- _Given information_:
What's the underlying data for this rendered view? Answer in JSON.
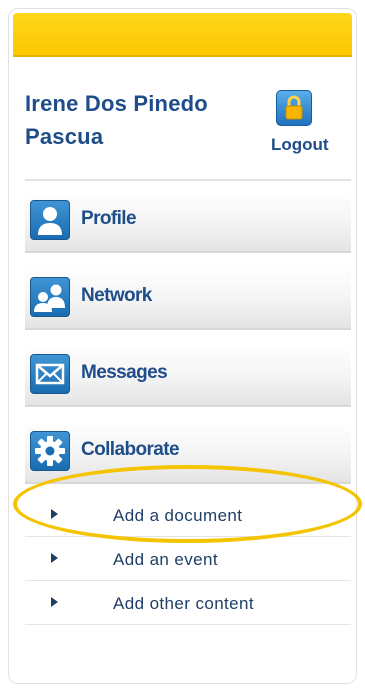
{
  "user": {
    "name": "Irene Dos Pinedo Pascua",
    "logout_label": "Logout",
    "logout_icon": "padlock-icon"
  },
  "nav": {
    "items": [
      {
        "label": "Profile",
        "icon": "person-icon"
      },
      {
        "label": "Network",
        "icon": "people-icon"
      },
      {
        "label": "Messages",
        "icon": "envelope-icon"
      },
      {
        "label": "Collaborate",
        "icon": "gear-icon"
      }
    ]
  },
  "collaborate_menu": {
    "items": [
      {
        "label": "Add a document"
      },
      {
        "label": "Add an event"
      },
      {
        "label": "Add other content"
      }
    ]
  },
  "colors": {
    "header_yellow": "#fcc800",
    "link_blue": "#1f4d8a",
    "icon_blue": "#1a6cb0",
    "highlight_yellow": "#f4c400"
  }
}
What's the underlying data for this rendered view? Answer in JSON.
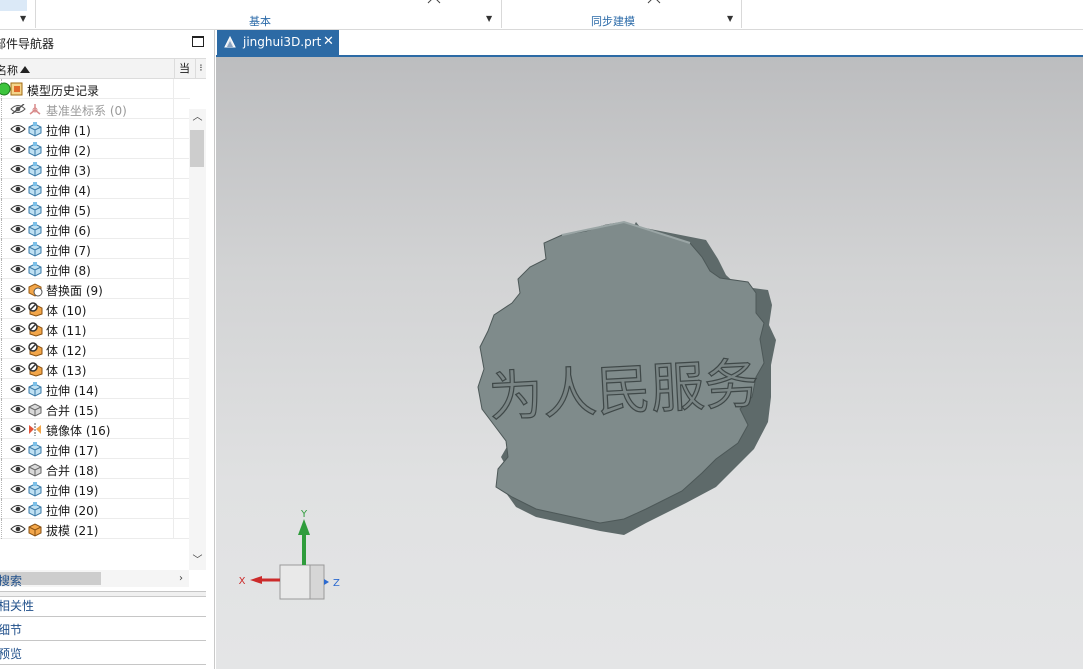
{
  "ribbon": {
    "groups": [
      {
        "label": "基本"
      },
      {
        "label": "同步建模"
      }
    ]
  },
  "navigator": {
    "title": "部件导航器",
    "header": {
      "name_col": "名称",
      "current_col": "当"
    },
    "items": [
      {
        "label": "模型历史记录",
        "icon": "history-icon",
        "root": true
      },
      {
        "label": "基准坐标系 (0)",
        "icon": "datum-csys-icon",
        "hidden": true
      },
      {
        "label": "拉伸 (1)",
        "icon": "extrude-icon"
      },
      {
        "label": "拉伸 (2)",
        "icon": "extrude-icon"
      },
      {
        "label": "拉伸 (3)",
        "icon": "extrude-icon"
      },
      {
        "label": "拉伸 (4)",
        "icon": "extrude-icon"
      },
      {
        "label": "拉伸 (5)",
        "icon": "extrude-icon"
      },
      {
        "label": "拉伸 (6)",
        "icon": "extrude-icon"
      },
      {
        "label": "拉伸 (7)",
        "icon": "extrude-icon"
      },
      {
        "label": "拉伸 (8)",
        "icon": "extrude-icon"
      },
      {
        "label": "替换面 (9)",
        "icon": "replace-face-icon"
      },
      {
        "label": "体 (10)",
        "icon": "body-icon"
      },
      {
        "label": "体 (11)",
        "icon": "body-icon"
      },
      {
        "label": "体 (12)",
        "icon": "body-icon"
      },
      {
        "label": "体 (13)",
        "icon": "body-icon"
      },
      {
        "label": "拉伸 (14)",
        "icon": "extrude-icon"
      },
      {
        "label": "合并 (15)",
        "icon": "unite-icon"
      },
      {
        "label": "镜像体 (16)",
        "icon": "mirror-body-icon"
      },
      {
        "label": "拉伸 (17)",
        "icon": "extrude-icon"
      },
      {
        "label": "合并 (18)",
        "icon": "unite-icon"
      },
      {
        "label": "拉伸 (19)",
        "icon": "extrude-icon"
      },
      {
        "label": "拉伸 (20)",
        "icon": "extrude-icon"
      },
      {
        "label": "拔模 (21)",
        "icon": "draft-icon"
      }
    ],
    "panels": [
      {
        "label": "搜索"
      },
      {
        "label": "相关性"
      },
      {
        "label": "细节"
      },
      {
        "label": "预览"
      }
    ]
  },
  "tab": {
    "label": "jinghui3D.prt",
    "close": "✕"
  },
  "model": {
    "engraved_text": "为人民服务"
  },
  "triad": {
    "x": "X",
    "y": "Y",
    "z": "Z"
  },
  "colors": {
    "accent": "#2c6aa5",
    "model_face": "#7f8b8b",
    "model_side": "#5e6a6a"
  }
}
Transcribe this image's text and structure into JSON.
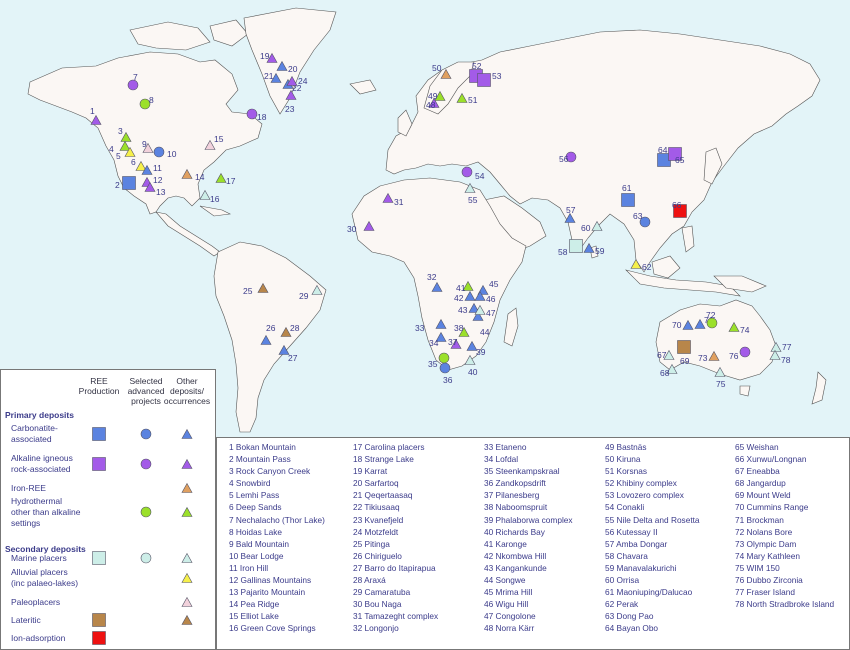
{
  "legend": {
    "col_headers": [
      "REE\nProduction",
      "Selected\nadvanced\nprojects",
      "Other\ndeposits/\noccurrences"
    ],
    "primary_title": "Primary deposits",
    "secondary_title": "Secondary deposits",
    "rows": [
      {
        "label": "Carbonatite-\nassociated",
        "color": "#5b83e0",
        "cells": [
          "square",
          "circle",
          "triangle"
        ]
      },
      {
        "label": "Alkaline igneous\nrock-associated",
        "color": "#a35be8",
        "cells": [
          "square",
          "circle",
          "triangle"
        ]
      },
      {
        "label": "Iron-REE",
        "color": "#e0a060",
        "cells": [
          "",
          "",
          "triangle"
        ]
      },
      {
        "label": "Hydrothermal\nother than alkaline\nsettings",
        "color": "#9be02a",
        "cells": [
          "",
          "circle",
          "triangle"
        ]
      },
      {
        "label": "Marine placers",
        "color": "#cdeee8",
        "cells": [
          "square",
          "circle",
          "triangle"
        ]
      },
      {
        "label": "Alluvial placers\n(inc palaeo-lakes)",
        "color": "#f6f04a",
        "cells": [
          "",
          "",
          "triangle"
        ]
      },
      {
        "label": "Paleoplacers",
        "color": "#f2d2dc",
        "cells": [
          "",
          "",
          "triangle"
        ]
      },
      {
        "label": "Lateritic",
        "color": "#b8864a",
        "cells": [
          "square",
          "",
          "triangle"
        ]
      },
      {
        "label": "Ion-adsorption",
        "color": "#ee1111",
        "cells": [
          "square",
          "",
          ""
        ]
      }
    ]
  },
  "sites": [
    "1 Bokan Mountain",
    "2 Mountain Pass",
    "3 Rock Canyon Creek",
    "4 Snowbird",
    "5 Lemhi Pass",
    "6 Deep Sands",
    "7 Nechalacho (Thor Lake)",
    "8 Hoidas Lake",
    "9 Bald Mountain",
    "10 Bear Lodge",
    "11 Iron Hill",
    "12 Gallinas Mountains",
    "13 Pajarito Mountain",
    "14 Pea Ridge",
    "15 Elliot Lake",
    "16 Green Cove Springs",
    "17 Carolina placers",
    "18 Strange Lake",
    "19 Karrat",
    "20 Sarfartoq",
    "21 Qeqertaasaq",
    "22 Tikiusaaq",
    "23 Kvanefjeld",
    "24 Motzfeldt",
    "25 Pitinga",
    "26 Chiriguelo",
    "27 Barro do Itapirapua",
    "28 Araxá",
    "29 Camaratuba",
    "30 Bou Naga",
    "31 Tamazeght complex",
    "32 Longonjo",
    "33 Etaneno",
    "34 Lofdal",
    "35 Steenkampskraal",
    "36 Zandkopsdrift",
    "37 Pilanesberg",
    "38 Naboomspruit",
    "39 Phalaborwa complex",
    "40 Richards Bay",
    "41 Karonge",
    "42 Nkombwa Hill",
    "43 Kangankunde",
    "44 Songwe",
    "45 Mrima Hill",
    "46 Wigu Hill",
    "47 Congolone",
    "48 Norra Kärr",
    "49 Bastnäs",
    "50 Kiruna",
    "51 Korsnas",
    "52 Khibiny complex",
    "53 Lovozero complex",
    "54 Conakli",
    "55 Nile Delta and Rosetta",
    "56 Kutessay II",
    "57 Amba Dongar",
    "58 Chavara",
    "59 Manavalakurichi",
    "60 Orrisa",
    "61 Maoniuping/Dalucao",
    "62 Perak",
    "63 Dong Pao",
    "64 Bayan Obo",
    "65 Weishan",
    "66 Xunwu/Longnan",
    "67 Eneabba",
    "68 Jangardup",
    "69 Mount Weld",
    "70 Cummins Range",
    "71 Brockman",
    "72 Nolans Bore",
    "73 Olympic Dam",
    "74 Mary Kathleen",
    "75 WIM 150",
    "76 Dubbo Zirconia",
    "77 Fraser Island",
    "78 North Stradbroke Island"
  ],
  "markers": [
    {
      "n": "1",
      "s": "triangle",
      "c": "#a35be8"
    },
    {
      "n": "2",
      "s": "square",
      "c": "#5b83e0"
    },
    {
      "n": "3",
      "s": "triangle",
      "c": "#9be02a"
    },
    {
      "n": "4",
      "s": "triangle",
      "c": "#9be02a"
    },
    {
      "n": "5",
      "s": "triangle",
      "c": "#f6f04a"
    },
    {
      "n": "6",
      "s": "triangle",
      "c": "#f6f04a"
    },
    {
      "n": "7",
      "s": "circle",
      "c": "#a35be8"
    },
    {
      "n": "8",
      "s": "circle",
      "c": "#9be02a"
    },
    {
      "n": "9",
      "s": "triangle",
      "c": "#f2d2dc"
    },
    {
      "n": "10",
      "s": "circle",
      "c": "#5b83e0"
    },
    {
      "n": "11",
      "s": "triangle",
      "c": "#5b83e0"
    },
    {
      "n": "12",
      "s": "triangle",
      "c": "#a35be8"
    },
    {
      "n": "13",
      "s": "triangle",
      "c": "#a35be8"
    },
    {
      "n": "14",
      "s": "triangle",
      "c": "#e0a060"
    },
    {
      "n": "15",
      "s": "triangle",
      "c": "#f2d2dc"
    },
    {
      "n": "16",
      "s": "triangle",
      "c": "#cdeee8"
    },
    {
      "n": "17",
      "s": "triangle",
      "c": "#9be02a"
    },
    {
      "n": "18",
      "s": "circle",
      "c": "#a35be8"
    },
    {
      "n": "19",
      "s": "triangle",
      "c": "#a35be8"
    },
    {
      "n": "20",
      "s": "triangle",
      "c": "#5b83e0"
    },
    {
      "n": "21",
      "s": "triangle",
      "c": "#5b83e0"
    },
    {
      "n": "22",
      "s": "triangle",
      "c": "#5b83e0"
    },
    {
      "n": "23",
      "s": "triangle",
      "c": "#a35be8"
    },
    {
      "n": "24",
      "s": "triangle",
      "c": "#a35be8"
    },
    {
      "n": "25",
      "s": "triangle",
      "c": "#b8864a"
    },
    {
      "n": "26",
      "s": "triangle",
      "c": "#5b83e0"
    },
    {
      "n": "27",
      "s": "triangle",
      "c": "#5b83e0"
    },
    {
      "n": "28",
      "s": "triangle",
      "c": "#b8864a"
    },
    {
      "n": "29",
      "s": "triangle",
      "c": "#cdeee8"
    },
    {
      "n": "30",
      "s": "triangle",
      "c": "#a35be8"
    },
    {
      "n": "31",
      "s": "triangle",
      "c": "#a35be8"
    },
    {
      "n": "32",
      "s": "triangle",
      "c": "#5b83e0"
    },
    {
      "n": "33",
      "s": "triangle",
      "c": "#5b83e0"
    },
    {
      "n": "34",
      "s": "triangle",
      "c": "#5b83e0"
    },
    {
      "n": "35",
      "s": "circle",
      "c": "#9be02a"
    },
    {
      "n": "36",
      "s": "circle",
      "c": "#5b83e0"
    },
    {
      "n": "37",
      "s": "triangle",
      "c": "#a35be8"
    },
    {
      "n": "38",
      "s": "triangle",
      "c": "#9be02a"
    },
    {
      "n": "39",
      "s": "triangle",
      "c": "#5b83e0"
    },
    {
      "n": "40",
      "s": "triangle",
      "c": "#cdeee8"
    },
    {
      "n": "41",
      "s": "triangle",
      "c": "#9be02a"
    },
    {
      "n": "42",
      "s": "triangle",
      "c": "#5b83e0"
    },
    {
      "n": "43",
      "s": "triangle",
      "c": "#5b83e0"
    },
    {
      "n": "44",
      "s": "triangle",
      "c": "#5b83e0"
    },
    {
      "n": "45",
      "s": "triangle",
      "c": "#5b83e0"
    },
    {
      "n": "46",
      "s": "triangle",
      "c": "#5b83e0"
    },
    {
      "n": "47",
      "s": "triangle",
      "c": "#cdeee8"
    },
    {
      "n": "48",
      "s": "triangle",
      "c": "#a35be8"
    },
    {
      "n": "49",
      "s": "triangle",
      "c": "#9be02a"
    },
    {
      "n": "50",
      "s": "triangle",
      "c": "#e0a060"
    },
    {
      "n": "51",
      "s": "triangle",
      "c": "#9be02a"
    },
    {
      "n": "52",
      "s": "square",
      "c": "#a35be8"
    },
    {
      "n": "53",
      "s": "square",
      "c": "#a35be8"
    },
    {
      "n": "54",
      "s": "circle",
      "c": "#a35be8"
    },
    {
      "n": "55",
      "s": "triangle",
      "c": "#cdeee8"
    },
    {
      "n": "56",
      "s": "circle",
      "c": "#a35be8"
    },
    {
      "n": "57",
      "s": "triangle",
      "c": "#5b83e0"
    },
    {
      "n": "58",
      "s": "square",
      "c": "#cdeee8"
    },
    {
      "n": "59",
      "s": "triangle",
      "c": "#5b83e0"
    },
    {
      "n": "60",
      "s": "triangle",
      "c": "#cdeee8"
    },
    {
      "n": "61",
      "s": "square",
      "c": "#5b83e0"
    },
    {
      "n": "62",
      "s": "triangle",
      "c": "#f6f04a"
    },
    {
      "n": "63",
      "s": "circle",
      "c": "#5b83e0"
    },
    {
      "n": "64",
      "s": "square",
      "c": "#5b83e0"
    },
    {
      "n": "65",
      "s": "square",
      "c": "#a35be8"
    },
    {
      "n": "66",
      "s": "square",
      "c": "#ee1111"
    },
    {
      "n": "67",
      "s": "triangle",
      "c": "#cdeee8"
    },
    {
      "n": "68",
      "s": "triangle",
      "c": "#cdeee8"
    },
    {
      "n": "69",
      "s": "square",
      "c": "#b8864a"
    },
    {
      "n": "70",
      "s": "triangle",
      "c": "#5b83e0"
    },
    {
      "n": "71",
      "s": "triangle",
      "c": "#5b83e0"
    },
    {
      "n": "72",
      "s": "circle",
      "c": "#9be02a"
    },
    {
      "n": "73",
      "s": "triangle",
      "c": "#e0a060"
    },
    {
      "n": "74",
      "s": "triangle",
      "c": "#9be02a"
    },
    {
      "n": "75",
      "s": "triangle",
      "c": "#cdeee8"
    },
    {
      "n": "76",
      "s": "circle",
      "c": "#a35be8"
    },
    {
      "n": "77",
      "s": "triangle",
      "c": "#cdeee8"
    },
    {
      "n": "78",
      "s": "triangle",
      "c": "#cdeee8"
    }
  ]
}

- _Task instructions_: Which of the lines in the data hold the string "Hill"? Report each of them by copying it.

- _Answer to the problem_:
    "11 Iron Hill",
    "42 Nkombwa Hill",
    "45 Mrima Hill",
    "46 Wigu Hill",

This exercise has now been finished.